I liked this!

I appreciated that for the claim I was most skeptical of: "There’s also the basic intuition that more people with new expertise working on a hard problem just seems better", my skepticism was anticipated and discussed.

For me one of the most important things is:

Patch the gaps that others won’t cover

  • E.g., if more academics start doing prosaic alignment work, then ‘big-if-true’ theoretical work may become more valuable, or high-quality work on digital sentience. 
  • There’s probably predictable ‘market failures’ in any discipline – work that isn’t sexy but still very useful (e.g., organizing events, fixing coordination problems, distilling the same argument into new language, etc.). 
  • Generally track whether top priority work is getting covered (e.g., information security, standards and monitoring) 

This, plus avoiding and calling out safety washing, keeping an eye out for overall wrongheaded activities and motions (for instance, probably a lot of regulation is bad by default and some could actively make things worse), seem like the strongest arguments against making big naive shifts because the field is in a broad sense less neglected.

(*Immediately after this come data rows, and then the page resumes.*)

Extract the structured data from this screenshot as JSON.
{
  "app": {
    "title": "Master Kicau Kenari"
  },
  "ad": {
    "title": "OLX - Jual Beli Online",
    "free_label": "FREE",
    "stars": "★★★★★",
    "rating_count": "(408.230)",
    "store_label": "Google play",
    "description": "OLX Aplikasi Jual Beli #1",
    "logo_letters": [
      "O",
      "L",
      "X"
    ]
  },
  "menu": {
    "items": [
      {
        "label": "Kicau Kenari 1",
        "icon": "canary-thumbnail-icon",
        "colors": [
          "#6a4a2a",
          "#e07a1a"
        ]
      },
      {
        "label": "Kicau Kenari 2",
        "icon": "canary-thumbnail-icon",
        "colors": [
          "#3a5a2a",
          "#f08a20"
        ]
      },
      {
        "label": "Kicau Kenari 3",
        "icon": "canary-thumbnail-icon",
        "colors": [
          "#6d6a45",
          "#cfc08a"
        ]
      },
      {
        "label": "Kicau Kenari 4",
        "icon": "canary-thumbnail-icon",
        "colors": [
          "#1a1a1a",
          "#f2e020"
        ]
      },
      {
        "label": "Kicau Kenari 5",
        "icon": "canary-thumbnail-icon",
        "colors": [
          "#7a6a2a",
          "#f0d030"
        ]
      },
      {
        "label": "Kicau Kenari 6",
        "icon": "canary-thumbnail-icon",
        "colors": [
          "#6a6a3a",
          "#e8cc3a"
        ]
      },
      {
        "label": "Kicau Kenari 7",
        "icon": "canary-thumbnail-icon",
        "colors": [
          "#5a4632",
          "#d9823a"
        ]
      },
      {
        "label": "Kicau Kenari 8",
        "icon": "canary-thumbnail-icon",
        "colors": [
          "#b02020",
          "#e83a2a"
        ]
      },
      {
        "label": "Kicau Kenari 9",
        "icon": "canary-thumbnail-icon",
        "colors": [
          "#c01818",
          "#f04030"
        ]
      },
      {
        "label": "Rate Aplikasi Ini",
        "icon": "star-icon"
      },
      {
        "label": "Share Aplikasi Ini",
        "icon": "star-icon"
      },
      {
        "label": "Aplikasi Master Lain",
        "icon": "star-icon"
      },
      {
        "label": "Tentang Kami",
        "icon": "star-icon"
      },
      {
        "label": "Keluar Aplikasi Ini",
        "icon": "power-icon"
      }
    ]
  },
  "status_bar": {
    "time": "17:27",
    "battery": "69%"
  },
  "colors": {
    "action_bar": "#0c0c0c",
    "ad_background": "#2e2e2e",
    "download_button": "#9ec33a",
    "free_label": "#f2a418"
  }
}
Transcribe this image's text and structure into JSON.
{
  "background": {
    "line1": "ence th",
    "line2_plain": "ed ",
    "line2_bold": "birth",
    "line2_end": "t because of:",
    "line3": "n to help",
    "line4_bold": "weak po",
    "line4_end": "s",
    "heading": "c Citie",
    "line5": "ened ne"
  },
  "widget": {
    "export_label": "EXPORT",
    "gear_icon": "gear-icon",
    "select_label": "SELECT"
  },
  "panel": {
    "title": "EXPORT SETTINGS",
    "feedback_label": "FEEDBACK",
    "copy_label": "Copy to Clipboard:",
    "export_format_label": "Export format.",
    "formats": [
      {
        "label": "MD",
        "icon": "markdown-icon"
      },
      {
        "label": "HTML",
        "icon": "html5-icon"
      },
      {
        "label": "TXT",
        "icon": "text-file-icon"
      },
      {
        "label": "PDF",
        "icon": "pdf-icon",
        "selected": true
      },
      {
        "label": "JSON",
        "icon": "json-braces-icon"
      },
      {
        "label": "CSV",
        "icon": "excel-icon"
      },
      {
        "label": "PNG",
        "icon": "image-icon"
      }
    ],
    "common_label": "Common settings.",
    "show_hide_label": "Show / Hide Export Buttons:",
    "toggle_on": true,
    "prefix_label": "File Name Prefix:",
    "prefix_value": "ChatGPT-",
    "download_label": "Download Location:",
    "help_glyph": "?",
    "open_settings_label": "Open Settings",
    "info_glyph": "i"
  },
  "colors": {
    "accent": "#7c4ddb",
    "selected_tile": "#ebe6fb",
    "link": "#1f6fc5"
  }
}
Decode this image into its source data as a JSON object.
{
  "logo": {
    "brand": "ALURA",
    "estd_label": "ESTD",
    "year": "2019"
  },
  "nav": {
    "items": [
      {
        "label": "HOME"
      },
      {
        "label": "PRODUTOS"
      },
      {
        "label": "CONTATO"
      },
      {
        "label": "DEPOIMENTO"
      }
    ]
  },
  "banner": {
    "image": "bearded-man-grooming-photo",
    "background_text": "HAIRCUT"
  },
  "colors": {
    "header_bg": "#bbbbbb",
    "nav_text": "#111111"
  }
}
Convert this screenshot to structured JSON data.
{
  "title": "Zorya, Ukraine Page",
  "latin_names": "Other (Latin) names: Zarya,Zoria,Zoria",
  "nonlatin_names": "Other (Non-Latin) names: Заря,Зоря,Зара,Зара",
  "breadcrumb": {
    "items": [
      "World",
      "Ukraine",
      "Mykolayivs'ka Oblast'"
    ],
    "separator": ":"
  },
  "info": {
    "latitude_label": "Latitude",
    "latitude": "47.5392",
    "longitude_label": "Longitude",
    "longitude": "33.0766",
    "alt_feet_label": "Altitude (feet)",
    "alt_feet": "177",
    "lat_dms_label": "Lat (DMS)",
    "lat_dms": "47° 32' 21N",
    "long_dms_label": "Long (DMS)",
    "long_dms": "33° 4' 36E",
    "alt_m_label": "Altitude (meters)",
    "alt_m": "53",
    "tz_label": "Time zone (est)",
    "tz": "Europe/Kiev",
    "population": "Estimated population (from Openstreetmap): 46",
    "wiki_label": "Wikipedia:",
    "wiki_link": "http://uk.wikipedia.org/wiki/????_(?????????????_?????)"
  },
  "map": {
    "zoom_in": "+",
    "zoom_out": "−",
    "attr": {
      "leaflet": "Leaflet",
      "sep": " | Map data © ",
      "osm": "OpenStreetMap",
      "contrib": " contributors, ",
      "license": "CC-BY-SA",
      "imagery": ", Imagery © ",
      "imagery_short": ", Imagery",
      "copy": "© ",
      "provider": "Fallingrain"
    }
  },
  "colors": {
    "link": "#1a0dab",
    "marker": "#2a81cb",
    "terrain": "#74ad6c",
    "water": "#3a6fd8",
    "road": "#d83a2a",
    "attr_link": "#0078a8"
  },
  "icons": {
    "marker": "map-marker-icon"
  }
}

More generally, I think a lot of the details of what kinds of engagements we have with the broader world will matter (and I think in many cases "guide" will be a less accurate description of what's on the table than "be one of the players in the room", and some might be a lot more impactful than others, but I don't have super fleshed out views on which yet!